List, from the lines below, each one with "icon" in it.

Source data
*** Begin section ***

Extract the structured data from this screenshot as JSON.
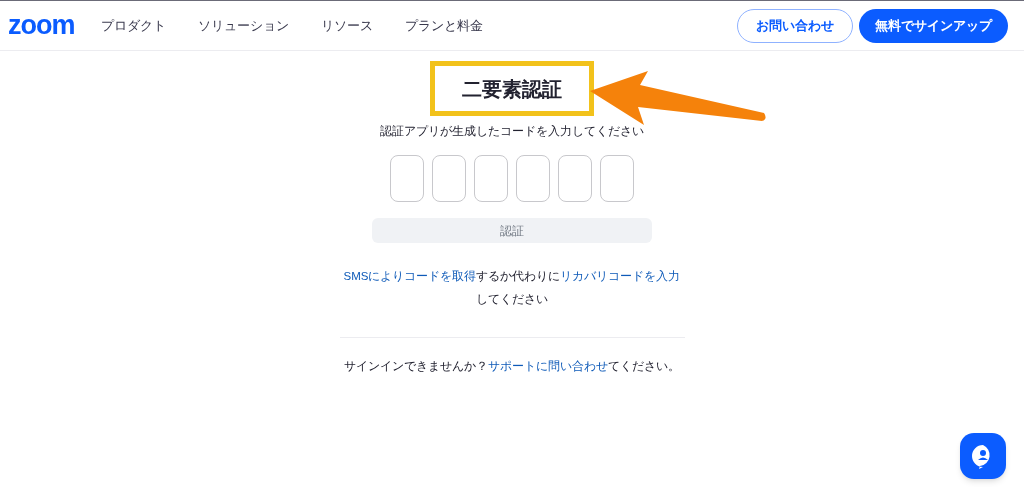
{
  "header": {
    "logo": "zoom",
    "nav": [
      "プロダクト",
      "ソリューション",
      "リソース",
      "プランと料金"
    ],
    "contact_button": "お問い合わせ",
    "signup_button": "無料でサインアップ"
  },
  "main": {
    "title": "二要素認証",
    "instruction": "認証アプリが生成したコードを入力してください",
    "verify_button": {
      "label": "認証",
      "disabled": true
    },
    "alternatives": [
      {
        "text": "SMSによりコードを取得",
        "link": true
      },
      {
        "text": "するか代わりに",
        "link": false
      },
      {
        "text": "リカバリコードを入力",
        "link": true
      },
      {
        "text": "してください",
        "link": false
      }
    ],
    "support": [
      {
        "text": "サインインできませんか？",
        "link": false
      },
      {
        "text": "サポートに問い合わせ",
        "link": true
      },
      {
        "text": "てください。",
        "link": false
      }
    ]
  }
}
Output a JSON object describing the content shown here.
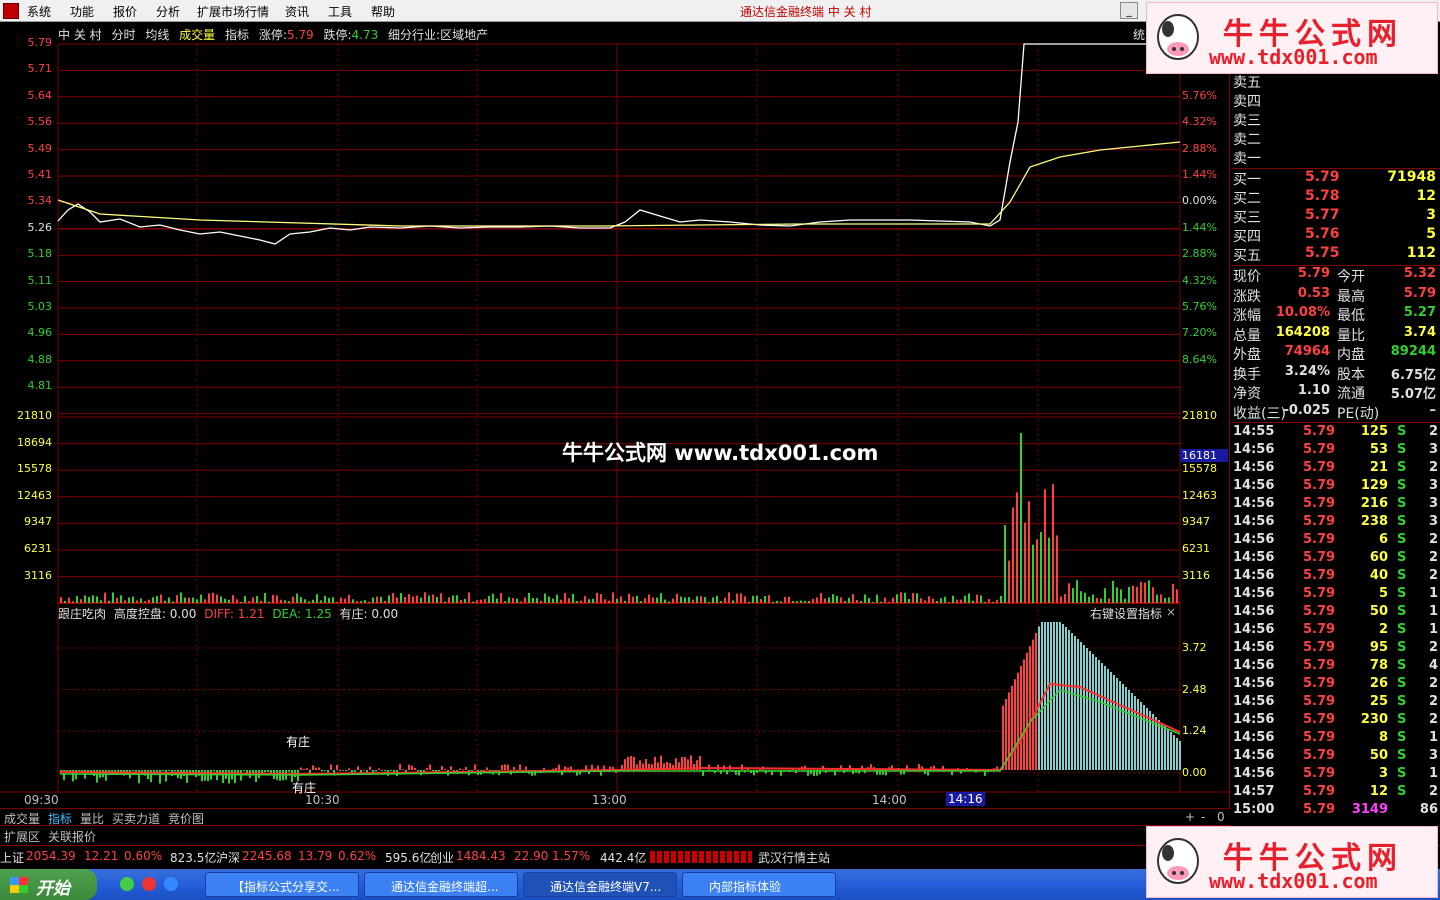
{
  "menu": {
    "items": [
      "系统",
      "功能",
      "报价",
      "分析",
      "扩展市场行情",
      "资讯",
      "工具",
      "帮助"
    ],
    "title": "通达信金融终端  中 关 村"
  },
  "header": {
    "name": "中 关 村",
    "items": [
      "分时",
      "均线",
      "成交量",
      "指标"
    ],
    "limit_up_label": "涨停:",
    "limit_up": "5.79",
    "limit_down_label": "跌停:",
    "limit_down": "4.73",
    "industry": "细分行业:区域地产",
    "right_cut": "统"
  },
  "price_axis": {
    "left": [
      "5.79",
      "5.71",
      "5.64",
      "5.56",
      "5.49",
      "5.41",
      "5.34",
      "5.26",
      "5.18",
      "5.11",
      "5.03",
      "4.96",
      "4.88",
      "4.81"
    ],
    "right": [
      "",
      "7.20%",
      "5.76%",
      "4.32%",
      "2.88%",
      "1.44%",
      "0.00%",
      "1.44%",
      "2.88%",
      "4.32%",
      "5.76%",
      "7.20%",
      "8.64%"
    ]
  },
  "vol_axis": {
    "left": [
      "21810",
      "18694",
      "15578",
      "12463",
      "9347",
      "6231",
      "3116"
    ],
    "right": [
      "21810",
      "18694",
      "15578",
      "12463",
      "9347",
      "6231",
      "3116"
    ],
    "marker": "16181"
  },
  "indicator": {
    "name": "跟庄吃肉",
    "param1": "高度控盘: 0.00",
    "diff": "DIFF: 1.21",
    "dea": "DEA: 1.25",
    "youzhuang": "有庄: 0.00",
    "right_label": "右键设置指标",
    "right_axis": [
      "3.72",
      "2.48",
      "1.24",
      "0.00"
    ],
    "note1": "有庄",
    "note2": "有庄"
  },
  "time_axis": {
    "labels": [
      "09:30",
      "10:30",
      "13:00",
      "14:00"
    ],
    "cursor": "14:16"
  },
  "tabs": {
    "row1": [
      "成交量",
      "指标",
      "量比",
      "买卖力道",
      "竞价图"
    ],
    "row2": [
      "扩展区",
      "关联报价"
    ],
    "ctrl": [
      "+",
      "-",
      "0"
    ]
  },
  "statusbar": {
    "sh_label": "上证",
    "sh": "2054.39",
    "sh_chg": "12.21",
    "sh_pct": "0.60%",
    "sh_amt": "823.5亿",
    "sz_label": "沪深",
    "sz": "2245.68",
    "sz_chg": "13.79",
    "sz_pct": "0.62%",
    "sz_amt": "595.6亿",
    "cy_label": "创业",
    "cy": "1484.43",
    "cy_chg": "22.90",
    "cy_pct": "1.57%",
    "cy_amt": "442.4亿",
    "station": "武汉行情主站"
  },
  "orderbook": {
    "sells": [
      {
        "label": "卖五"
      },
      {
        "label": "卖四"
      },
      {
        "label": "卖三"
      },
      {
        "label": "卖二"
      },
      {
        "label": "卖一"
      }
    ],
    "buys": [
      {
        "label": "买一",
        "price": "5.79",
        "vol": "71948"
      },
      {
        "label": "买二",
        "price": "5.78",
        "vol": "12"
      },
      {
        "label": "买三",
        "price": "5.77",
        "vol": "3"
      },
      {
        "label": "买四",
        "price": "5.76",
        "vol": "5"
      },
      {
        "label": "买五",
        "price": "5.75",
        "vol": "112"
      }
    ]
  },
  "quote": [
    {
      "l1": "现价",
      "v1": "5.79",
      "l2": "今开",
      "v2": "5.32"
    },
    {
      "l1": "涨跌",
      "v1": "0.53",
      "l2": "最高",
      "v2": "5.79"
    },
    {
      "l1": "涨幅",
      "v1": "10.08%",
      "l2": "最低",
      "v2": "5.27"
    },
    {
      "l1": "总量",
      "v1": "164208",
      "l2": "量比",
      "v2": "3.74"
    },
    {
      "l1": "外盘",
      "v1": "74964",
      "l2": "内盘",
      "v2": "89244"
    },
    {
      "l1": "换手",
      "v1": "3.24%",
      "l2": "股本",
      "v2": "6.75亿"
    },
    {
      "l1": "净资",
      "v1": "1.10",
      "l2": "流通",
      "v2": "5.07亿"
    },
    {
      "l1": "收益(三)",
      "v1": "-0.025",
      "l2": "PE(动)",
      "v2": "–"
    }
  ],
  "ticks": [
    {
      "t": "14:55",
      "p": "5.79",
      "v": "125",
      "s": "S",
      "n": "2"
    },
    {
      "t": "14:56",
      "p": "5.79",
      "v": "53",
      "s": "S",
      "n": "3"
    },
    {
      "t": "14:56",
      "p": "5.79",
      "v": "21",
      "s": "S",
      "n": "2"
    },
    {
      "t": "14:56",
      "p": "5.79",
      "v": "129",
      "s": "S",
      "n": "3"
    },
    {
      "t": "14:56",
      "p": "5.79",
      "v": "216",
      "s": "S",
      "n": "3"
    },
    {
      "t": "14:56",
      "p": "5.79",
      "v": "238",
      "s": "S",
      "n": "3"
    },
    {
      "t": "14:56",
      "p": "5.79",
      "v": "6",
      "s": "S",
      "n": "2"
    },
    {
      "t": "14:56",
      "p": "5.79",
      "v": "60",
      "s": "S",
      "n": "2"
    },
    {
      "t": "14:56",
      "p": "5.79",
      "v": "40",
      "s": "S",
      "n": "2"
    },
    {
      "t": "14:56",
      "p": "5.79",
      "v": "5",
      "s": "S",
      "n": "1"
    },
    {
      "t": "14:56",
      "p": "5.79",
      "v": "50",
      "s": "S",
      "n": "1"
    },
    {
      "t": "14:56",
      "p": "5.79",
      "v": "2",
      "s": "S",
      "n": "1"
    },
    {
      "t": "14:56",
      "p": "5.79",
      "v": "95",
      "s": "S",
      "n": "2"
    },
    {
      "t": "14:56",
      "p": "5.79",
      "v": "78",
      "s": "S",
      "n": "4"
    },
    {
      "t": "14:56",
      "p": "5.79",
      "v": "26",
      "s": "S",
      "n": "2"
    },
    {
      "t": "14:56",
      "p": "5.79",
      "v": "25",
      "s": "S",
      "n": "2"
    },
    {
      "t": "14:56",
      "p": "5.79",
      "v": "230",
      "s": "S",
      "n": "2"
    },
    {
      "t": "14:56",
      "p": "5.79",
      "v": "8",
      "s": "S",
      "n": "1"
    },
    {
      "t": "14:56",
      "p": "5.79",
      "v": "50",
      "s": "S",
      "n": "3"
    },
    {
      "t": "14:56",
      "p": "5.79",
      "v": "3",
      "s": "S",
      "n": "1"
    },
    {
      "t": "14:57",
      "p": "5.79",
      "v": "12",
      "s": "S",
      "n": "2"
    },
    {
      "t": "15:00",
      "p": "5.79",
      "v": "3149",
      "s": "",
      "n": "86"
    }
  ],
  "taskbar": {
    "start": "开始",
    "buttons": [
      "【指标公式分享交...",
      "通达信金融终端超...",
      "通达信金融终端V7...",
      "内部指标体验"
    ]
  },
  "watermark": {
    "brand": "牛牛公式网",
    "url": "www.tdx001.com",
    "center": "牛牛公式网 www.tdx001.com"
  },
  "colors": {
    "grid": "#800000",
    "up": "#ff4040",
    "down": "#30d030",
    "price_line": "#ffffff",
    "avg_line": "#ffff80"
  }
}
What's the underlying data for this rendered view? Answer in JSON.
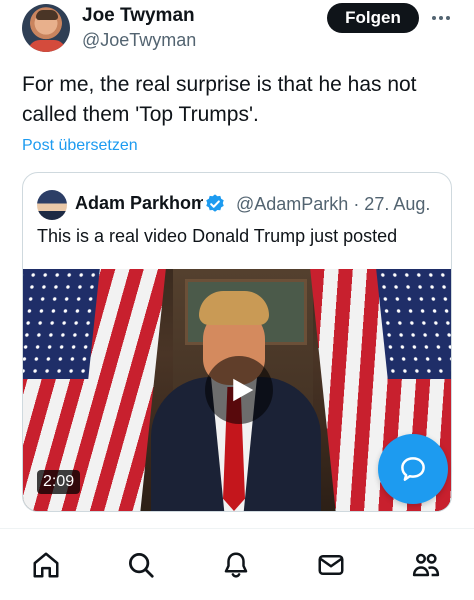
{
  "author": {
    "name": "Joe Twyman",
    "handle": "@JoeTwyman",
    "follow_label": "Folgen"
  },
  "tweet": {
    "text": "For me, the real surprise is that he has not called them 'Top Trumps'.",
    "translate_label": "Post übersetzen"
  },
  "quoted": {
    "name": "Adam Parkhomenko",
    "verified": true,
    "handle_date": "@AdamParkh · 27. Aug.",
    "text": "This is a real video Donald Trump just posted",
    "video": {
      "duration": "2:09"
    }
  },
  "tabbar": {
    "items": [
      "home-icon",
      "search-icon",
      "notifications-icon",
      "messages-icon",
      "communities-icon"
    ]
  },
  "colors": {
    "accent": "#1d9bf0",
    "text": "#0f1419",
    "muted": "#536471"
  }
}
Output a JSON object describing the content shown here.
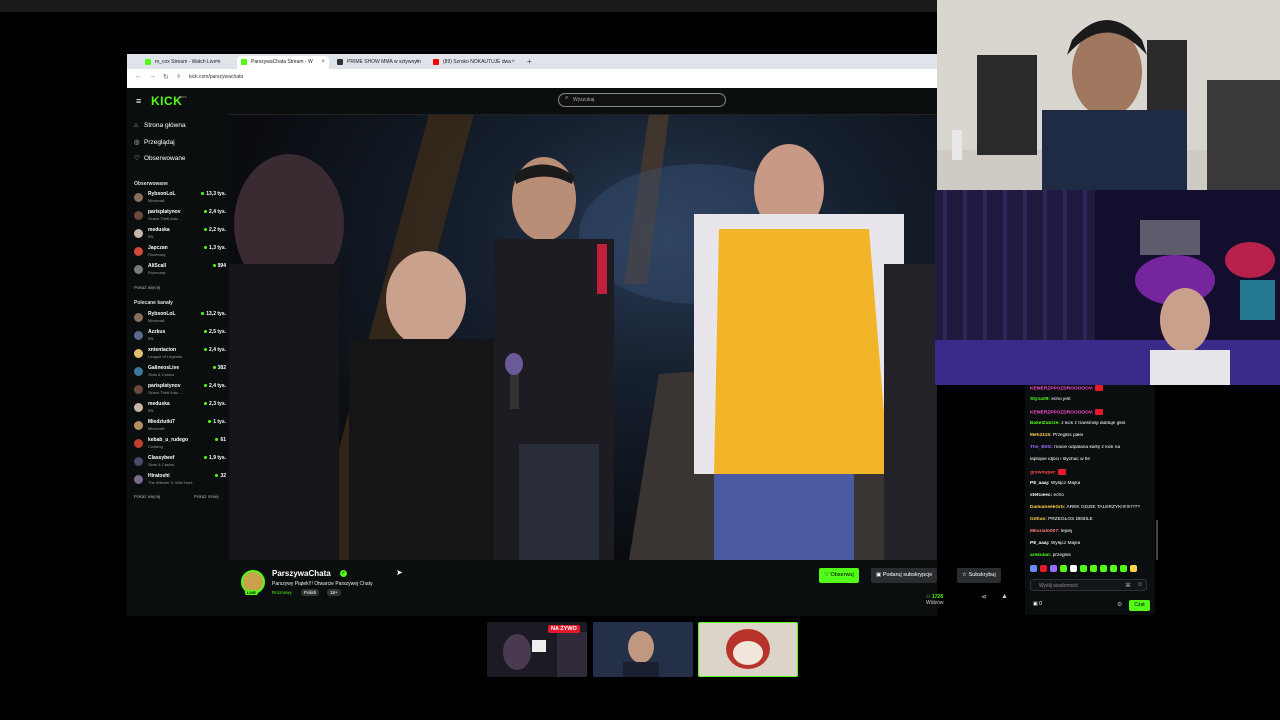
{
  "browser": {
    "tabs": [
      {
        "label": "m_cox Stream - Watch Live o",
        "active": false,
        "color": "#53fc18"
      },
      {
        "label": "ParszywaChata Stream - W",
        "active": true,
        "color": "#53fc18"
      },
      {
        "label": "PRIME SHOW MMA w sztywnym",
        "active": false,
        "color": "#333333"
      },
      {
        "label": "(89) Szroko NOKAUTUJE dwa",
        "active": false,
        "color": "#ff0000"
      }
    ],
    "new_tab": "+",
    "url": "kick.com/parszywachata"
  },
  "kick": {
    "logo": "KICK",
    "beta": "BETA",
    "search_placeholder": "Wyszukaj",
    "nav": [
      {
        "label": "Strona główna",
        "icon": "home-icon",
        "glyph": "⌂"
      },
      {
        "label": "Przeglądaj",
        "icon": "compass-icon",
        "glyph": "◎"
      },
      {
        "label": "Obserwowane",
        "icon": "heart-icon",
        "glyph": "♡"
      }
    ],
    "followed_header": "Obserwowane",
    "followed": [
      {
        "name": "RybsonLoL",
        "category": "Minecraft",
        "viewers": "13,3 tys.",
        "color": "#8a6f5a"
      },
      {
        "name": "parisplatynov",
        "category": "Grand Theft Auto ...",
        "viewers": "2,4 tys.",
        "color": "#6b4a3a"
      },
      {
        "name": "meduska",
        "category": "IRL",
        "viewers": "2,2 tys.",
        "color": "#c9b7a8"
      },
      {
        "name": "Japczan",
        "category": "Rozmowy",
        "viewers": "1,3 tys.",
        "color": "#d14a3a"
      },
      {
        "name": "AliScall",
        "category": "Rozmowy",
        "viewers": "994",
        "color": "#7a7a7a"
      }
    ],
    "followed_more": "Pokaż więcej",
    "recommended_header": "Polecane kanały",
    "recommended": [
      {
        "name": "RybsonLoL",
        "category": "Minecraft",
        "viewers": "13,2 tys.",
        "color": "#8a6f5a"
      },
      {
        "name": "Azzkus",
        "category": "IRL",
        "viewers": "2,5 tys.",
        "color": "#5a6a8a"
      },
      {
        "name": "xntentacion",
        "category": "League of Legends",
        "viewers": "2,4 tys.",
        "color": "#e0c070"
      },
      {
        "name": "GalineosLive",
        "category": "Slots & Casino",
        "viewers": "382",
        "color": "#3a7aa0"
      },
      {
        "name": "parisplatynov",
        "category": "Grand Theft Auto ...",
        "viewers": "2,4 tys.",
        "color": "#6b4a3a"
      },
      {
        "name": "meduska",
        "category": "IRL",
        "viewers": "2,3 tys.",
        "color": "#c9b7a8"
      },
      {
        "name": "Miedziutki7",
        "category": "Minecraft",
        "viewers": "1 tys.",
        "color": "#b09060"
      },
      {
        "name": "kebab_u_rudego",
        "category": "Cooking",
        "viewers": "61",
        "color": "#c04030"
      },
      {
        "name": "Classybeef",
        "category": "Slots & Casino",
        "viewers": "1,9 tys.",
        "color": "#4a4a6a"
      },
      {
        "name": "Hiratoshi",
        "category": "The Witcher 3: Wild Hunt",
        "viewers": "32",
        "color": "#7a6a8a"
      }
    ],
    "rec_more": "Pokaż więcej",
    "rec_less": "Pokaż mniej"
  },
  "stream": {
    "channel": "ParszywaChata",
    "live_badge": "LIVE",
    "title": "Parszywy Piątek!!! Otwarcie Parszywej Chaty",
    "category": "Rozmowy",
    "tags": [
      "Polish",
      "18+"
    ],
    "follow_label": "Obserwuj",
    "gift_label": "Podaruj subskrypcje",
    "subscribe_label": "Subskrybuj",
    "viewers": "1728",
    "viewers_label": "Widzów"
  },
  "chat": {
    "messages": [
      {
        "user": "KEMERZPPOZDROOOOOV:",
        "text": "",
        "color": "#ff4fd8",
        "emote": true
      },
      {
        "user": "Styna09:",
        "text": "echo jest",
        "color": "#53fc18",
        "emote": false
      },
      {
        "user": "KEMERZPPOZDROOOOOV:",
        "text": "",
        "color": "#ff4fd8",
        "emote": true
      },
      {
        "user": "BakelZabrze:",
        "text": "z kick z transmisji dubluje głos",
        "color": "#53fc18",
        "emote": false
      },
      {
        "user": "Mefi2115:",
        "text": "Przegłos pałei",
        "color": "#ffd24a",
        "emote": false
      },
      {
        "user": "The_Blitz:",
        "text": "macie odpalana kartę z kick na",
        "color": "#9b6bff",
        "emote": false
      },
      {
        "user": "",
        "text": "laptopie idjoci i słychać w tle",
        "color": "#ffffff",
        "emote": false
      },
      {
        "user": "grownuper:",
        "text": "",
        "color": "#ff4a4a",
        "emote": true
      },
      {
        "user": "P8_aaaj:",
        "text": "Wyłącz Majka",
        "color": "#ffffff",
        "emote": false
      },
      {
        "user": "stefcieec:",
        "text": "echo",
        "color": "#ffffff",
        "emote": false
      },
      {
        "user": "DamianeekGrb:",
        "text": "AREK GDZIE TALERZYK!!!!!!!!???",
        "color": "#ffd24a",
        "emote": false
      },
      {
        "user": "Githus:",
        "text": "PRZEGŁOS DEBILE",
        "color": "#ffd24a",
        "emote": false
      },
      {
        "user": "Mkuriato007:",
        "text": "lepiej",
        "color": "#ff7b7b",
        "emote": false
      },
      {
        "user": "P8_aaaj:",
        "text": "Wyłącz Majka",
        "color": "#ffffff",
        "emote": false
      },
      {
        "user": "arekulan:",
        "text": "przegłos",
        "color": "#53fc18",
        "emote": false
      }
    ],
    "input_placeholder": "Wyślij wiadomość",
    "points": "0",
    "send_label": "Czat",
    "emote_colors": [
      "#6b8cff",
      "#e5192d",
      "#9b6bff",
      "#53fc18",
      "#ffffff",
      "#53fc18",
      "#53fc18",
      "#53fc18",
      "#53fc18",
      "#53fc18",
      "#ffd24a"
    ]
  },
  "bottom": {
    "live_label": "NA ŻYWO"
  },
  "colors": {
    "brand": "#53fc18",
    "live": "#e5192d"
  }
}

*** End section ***

_Exercise response_
      "home-icon",
      "search-icon",
      "notifications-icon",
      "messages-icon",
      "communities-icon"
        "icon": "home-icon",
        "icon": "compass-icon",
        "icon": "heart-icon",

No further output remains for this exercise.